Credit: Fonds Belval

Luxembourg's Minister for Mobility and Public Works François Bausch, accompanied by Luc Dhamen, Director of the Belval Fund, visited on Monday the photovoltaic installation of the Maison des Sciences Humaines, the third of five public buildings in Esch-Belval to eventually be equipped with such facilities.

After the Rockhal in 2018 and the Maison de l'Innovation in 2019, the Maison des Sciences Humaines has been equipped with an installation for producing electricity from solar energy, the deployment of which is part of the concrete application of the objectives emanating from the Rifkin study in terms of reducing energy consumption and increasing national production of energy from renewable energies.

This is also one of the objectives set by the European Union, as part of its energy project, which foresees that Europe will become a sustainable economy, respectful of the environment and carbon neutral. It is expected to play a pioneering role in the production of renewable energy as well as in the fight against global warming. 

One of the main ways to increase national energy production is by increasing the production of electrical energy through photovoltaic installations. The Belval Fund is continuing to implement the measures initiated by the government in favour of the production of renewable energies in public buildings, allowing the reduction of carbon emissions and the supply of clean energy.

The photovoltaic installation on the roof of the Maison des Sciences Humaines consists of 610 solar panels of 330 Wp (watt-peak), reaching a total installed power of over 200 kW (kilowatts). The annual electricity consumption of the Maison des Sciences Humaines is approximately 1,200,000 kWh (kilowatt-hours). With an annual electricity production of 175,000 kilowatt-hours / year, i.e. the equivalent of an annual production covering the needs of some 40 single-family homes, the photovoltaic installation will cover around 15% of the electricity needs of the building and save 113 tonnes of CO2 per year. The amount of the investment is €420,000 including tax.
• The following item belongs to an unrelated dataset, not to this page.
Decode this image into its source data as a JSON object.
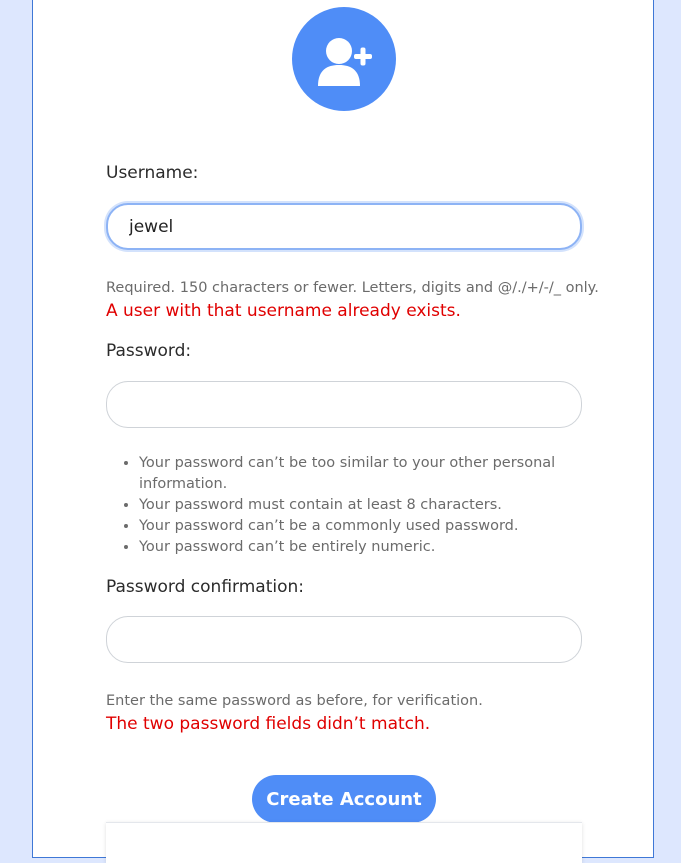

The Mobility Minister and Luc Dhamen also visited the photovoltaic installation of the Maison de l'Innovation, operational since September 2019. The installation features 565 flat-positioned solar panels, reinforced by a thicker glass panel, on which it is possible to walk, for maintenance or cleaning. The amount of investment was approximately €875,000 including tax.

The first public building in Belval to have been fitted with a photovoltaic installation was the Rockhal. The installation, operational since 2018, is made up of 2,300 panels that produce annual electricity of 570,000 kWh and reduce CO2 emissions by 370 tonnes / year. The annual production of photovoltaic panels represents approximately 60% of the building's electrical energy needs. The photovoltaic installation was notably rewarded with a mention at the Bauhärepräis OAI 2020, in the category "technical, energy equipment".

On the Belval site, five public buildings had potential for the installation of photovoltaic installations: the Rockhal, the Lycée Bel-Val, the Maison du Savoir, the Maison des Sciences Humaines and the Maison de l'Innovation. Three of the five buildings are now equipped with such facilities. 

The total power of the solar installations in the buildings of the Maison des Sciences Humaines, the Maison de l'Innovation and the Rockhal combined, reaches approximately 1,030 kilowatts. Once the five buildings are equipped, the annual electricity production of the Cité des Sciences will approach 2 million kWh / a, thus reducing CO2 emissions by around 1,250 tonnes / year, for a total investment of around €5 million. The five photovoltaic installations are financed by the climate and energy fund set up by the government.

In the new construction projects of the Belval Fund, sustainability and energy efficiency criteria play a predominant role, from the first planning phase; these projects will automatically integrate installations and equipment using natural and renewable energies. This is the case, for example, for the future National Archives building which will also be the first positive energy building in Belval.